2. Jesus pointed out that their focus was wrong. They were focused on ending marriages instead of making them last as God intended - Matthew 19:4-6
3. But when pressed, Jesus stated that unless a marriage ended on the basis of fornication, then marrying again was to live in the state of adultery - Matthew 19:9
4. The disciples were stun by the strictness expressed - Matthew 19:10
5. Jesus pointed out that not everyone will receive this message - Matthew 19:11
6. Married life is demanding and if a person cannot accept the restrictions then he is to remain celibate, which the word “eunuch” symbolizes - Matthew 19:12
7. Why can’t men and women drift in and out of multiple marriages as they desire?
a. Marriage is an intimate relationship. In marriage a person can be emotionally vulnerable. When unions are treated casually, it causes emotional trauma.
b. Children need to grow up in a stable family. A strict marriage code protects the little ones.
c. The family is the foundation of society. More crime occurs in areas of higher broken families. A stable family, stabilizes society and allows the gospel to be spread with less hindrances.
8. It isn’t hard, after reflection, to realize that “hard” marriage regulation makes sense
F. Few will be saved - Matthew 7:13-14
1. Many will want to enter, but won’t be able to do so - Luke 13:24
a. That means there are going to be people I know who won’t make it to heaven!
2. The entire human race has sinned - Romans 3:23
a. We are all under condemnation - Romans 3:19
3. It is only by God’s grace that we are saved - Ephesians 2:1-9
a. Though we did not deserve it, Christ died to give everyone the chance to be saved - I Timothy 2:3-6
(1) Only those willing are saved - John 5:39-40
(2) But the way is available - Revelation 22:17
b. Thus, the truth is that most don’t want fellowship with God
(1) The Jews rejection of Christ - Luke 19:14
(2) Even followers of Christ left - John 6:66
(3) God doesn’t force His grace on people
4. While the number, compared to all of mankind is few, the number who will be saved is quite large - Isaiah 2:2-3; Revelation 7:9
5. There are millions of souls across the centuries and around the world who have responded to God’s invitation that we have no personal knowledge of. But God does know - II Timothy 2:19
6. Some may claim that people don’t universally have access to the Gospel; yet, such a claim is hard to prove.
a. Those who hunger for righteous will be satisfied - Matthew 5:6
b. God has, through His providence, brought the gospel to people

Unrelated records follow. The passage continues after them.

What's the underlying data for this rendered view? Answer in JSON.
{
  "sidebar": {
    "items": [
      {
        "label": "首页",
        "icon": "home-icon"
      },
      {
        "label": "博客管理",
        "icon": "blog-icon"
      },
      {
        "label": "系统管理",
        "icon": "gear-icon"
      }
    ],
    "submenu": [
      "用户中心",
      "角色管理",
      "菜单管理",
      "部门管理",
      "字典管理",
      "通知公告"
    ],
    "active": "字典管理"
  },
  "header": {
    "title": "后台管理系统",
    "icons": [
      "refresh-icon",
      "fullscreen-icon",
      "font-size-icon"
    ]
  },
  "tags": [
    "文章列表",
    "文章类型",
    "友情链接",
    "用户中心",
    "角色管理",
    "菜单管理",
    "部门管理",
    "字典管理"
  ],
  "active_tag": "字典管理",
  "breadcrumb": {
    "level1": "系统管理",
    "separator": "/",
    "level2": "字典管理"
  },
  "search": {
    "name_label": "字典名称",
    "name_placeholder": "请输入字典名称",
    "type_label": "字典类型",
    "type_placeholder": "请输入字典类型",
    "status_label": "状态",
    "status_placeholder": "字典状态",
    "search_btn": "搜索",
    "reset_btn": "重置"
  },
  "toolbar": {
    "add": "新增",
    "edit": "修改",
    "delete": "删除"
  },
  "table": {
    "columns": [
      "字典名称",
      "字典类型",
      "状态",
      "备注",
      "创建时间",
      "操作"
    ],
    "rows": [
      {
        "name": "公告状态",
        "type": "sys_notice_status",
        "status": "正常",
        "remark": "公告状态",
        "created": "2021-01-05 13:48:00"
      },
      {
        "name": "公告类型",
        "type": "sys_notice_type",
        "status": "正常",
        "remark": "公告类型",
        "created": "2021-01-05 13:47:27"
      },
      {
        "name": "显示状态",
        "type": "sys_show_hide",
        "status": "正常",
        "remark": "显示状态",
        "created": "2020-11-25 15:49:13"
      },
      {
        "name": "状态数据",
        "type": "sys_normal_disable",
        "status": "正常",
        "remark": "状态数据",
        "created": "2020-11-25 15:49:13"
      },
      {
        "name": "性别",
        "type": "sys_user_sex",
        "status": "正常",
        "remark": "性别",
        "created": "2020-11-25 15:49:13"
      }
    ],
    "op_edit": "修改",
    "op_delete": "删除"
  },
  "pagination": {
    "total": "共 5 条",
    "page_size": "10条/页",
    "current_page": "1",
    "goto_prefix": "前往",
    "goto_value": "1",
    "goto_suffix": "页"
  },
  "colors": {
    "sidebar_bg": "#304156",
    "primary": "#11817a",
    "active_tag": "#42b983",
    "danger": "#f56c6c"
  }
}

7. It is not God who prevents people from being saved. It is merely an acknowledgment that few want salvation.
V. Are you going to be one that lets the difficult parts of the Bible prevent you from responding?
Based on “Hard Sayings in the Bible” by Wayne Jackson